- [Exercise prompt] Within the entries underneath, how many lines include the string "avatar"? State only the number.
---
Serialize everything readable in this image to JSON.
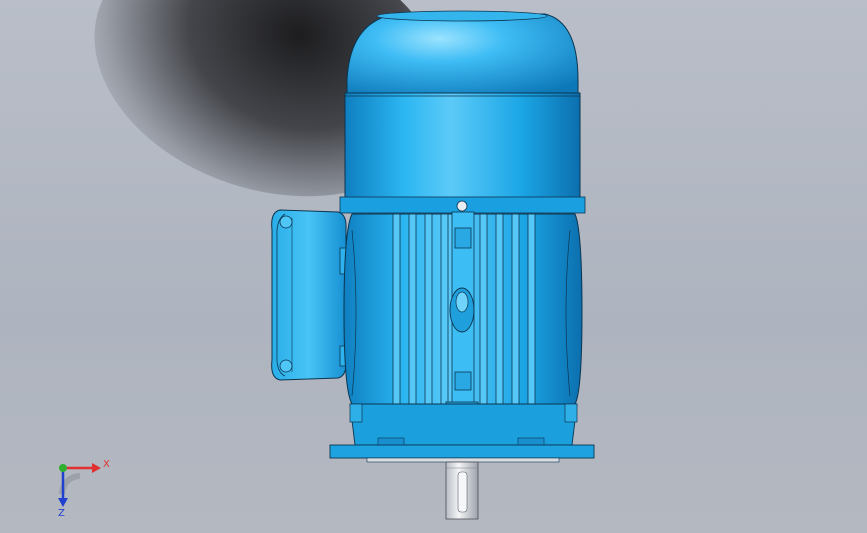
{
  "viewport": {
    "background": "#b4b9c3",
    "shadow_color": "#1e1e22"
  },
  "motor": {
    "body_color": "#1aa9e8",
    "highlight_color": "#7fd8ff",
    "outline_color": "#0b3550",
    "shaft_color": "#e4e6ea"
  },
  "triad": {
    "x_label": "X",
    "z_label": "Z",
    "x_color": "#e03030",
    "y_color": "#30b030",
    "z_color": "#2040d0"
  }
}
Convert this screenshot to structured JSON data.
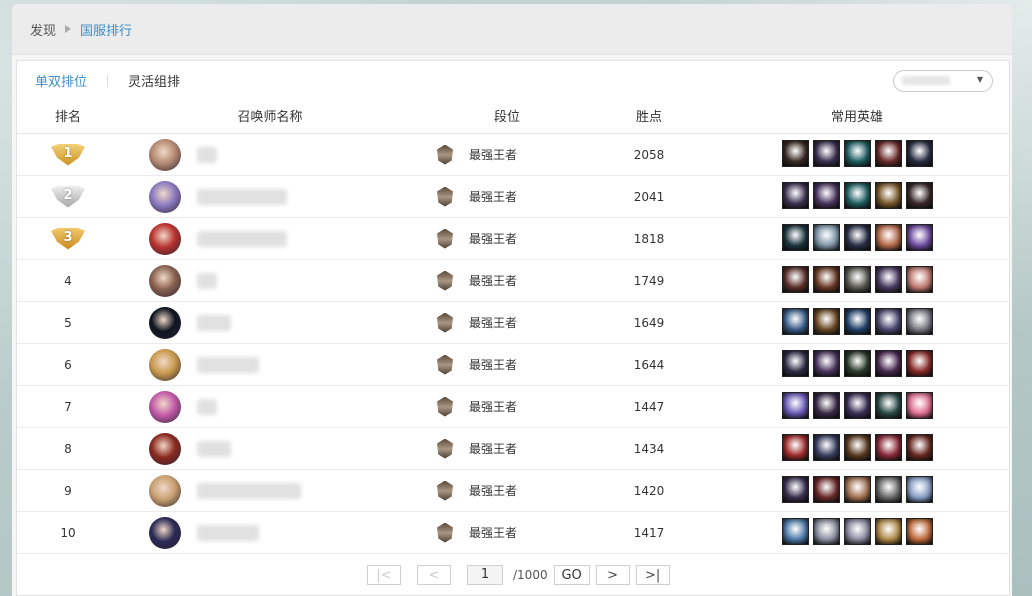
{
  "breadcrumb": {
    "home": "发现",
    "current": "国服排行"
  },
  "tabs": [
    {
      "label": "单双排位",
      "active": true
    },
    {
      "label": "灵活组排",
      "active": false
    }
  ],
  "columns": {
    "rank": "排名",
    "name": "召唤师名称",
    "tier": "段位",
    "points": "胜点",
    "heroes": "常用英雄"
  },
  "rows": [
    {
      "rank": "1",
      "medal": "gold",
      "tier": "最强王者",
      "points": "2058",
      "avatar": "#b58a73",
      "name_len": 1,
      "heroes": [
        "#3b2a24",
        "#3a3050",
        "#1f5f63",
        "#6b2b2b",
        "#2a2f45"
      ]
    },
    {
      "rank": "2",
      "medal": "silver",
      "tier": "最强王者",
      "points": "2041",
      "avatar": "#8b7ac0",
      "name_len": 6,
      "heroes": [
        "#3e3454",
        "#4a3561",
        "#1f5f63",
        "#7a5a2c",
        "#3a2a2a"
      ]
    },
    {
      "rank": "3",
      "medal": "bronze",
      "tier": "最强王者",
      "points": "1818",
      "avatar": "#b8322e",
      "name_len": 6,
      "heroes": [
        "#1d3540",
        "#7f96a8",
        "#2a2f48",
        "#b56a4a",
        "#6f4ca0"
      ]
    },
    {
      "rank": "4",
      "medal": "",
      "tier": "最强王者",
      "points": "1749",
      "avatar": "#8a6150",
      "name_len": 1,
      "heroes": [
        "#5a2f2a",
        "#6b3a28",
        "#5a5a52",
        "#4a3b60",
        "#c07a72"
      ]
    },
    {
      "rank": "5",
      "medal": "",
      "tier": "最强王者",
      "points": "1649",
      "avatar": "#0e1520",
      "name_len": 2,
      "heroes": [
        "#3a5d8a",
        "#6a4a25",
        "#24436a",
        "#4c4a70",
        "#7a7a85"
      ]
    },
    {
      "rank": "6",
      "medal": "",
      "tier": "最强王者",
      "points": "1644",
      "avatar": "#c99a4e",
      "name_len": 4,
      "heroes": [
        "#2e2e48",
        "#4a3560",
        "#2a3a2a",
        "#4a2a52",
        "#8a2a28"
      ]
    },
    {
      "rank": "7",
      "medal": "",
      "tier": "最强王者",
      "points": "1447",
      "avatar": "#c25aa8",
      "name_len": 1,
      "heroes": [
        "#6a5ab8",
        "#3a2a48",
        "#3a2f55",
        "#2a4a48",
        "#e07090"
      ]
    },
    {
      "rank": "8",
      "medal": "",
      "tier": "最强王者",
      "points": "1434",
      "avatar": "#8a2a1e",
      "name_len": 2,
      "heroes": [
        "#a02a2a",
        "#3a3f60",
        "#5a3a22",
        "#8a2a3a",
        "#6a2a22"
      ]
    },
    {
      "rank": "9",
      "medal": "",
      "tier": "最强王者",
      "points": "1420",
      "avatar": "#c8a070",
      "name_len": 7,
      "heroes": [
        "#3a2f50",
        "#6a2a2a",
        "#a07050",
        "#6a6a6a",
        "#8aa0c8"
      ]
    },
    {
      "rank": "10",
      "medal": "",
      "tier": "最强王者",
      "points": "1417",
      "avatar": "#2a2a55",
      "name_len": 4,
      "heroes": [
        "#4a7aa8",
        "#8a90a0",
        "#8a8aa0",
        "#b08a4a",
        "#c06a3a"
      ]
    }
  ],
  "pager": {
    "page": "1",
    "total": "/1000",
    "go": "GO",
    "first": "|<",
    "prev": "<",
    "next": ">",
    "last": ">|"
  }
}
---
- [Answer to this task] 10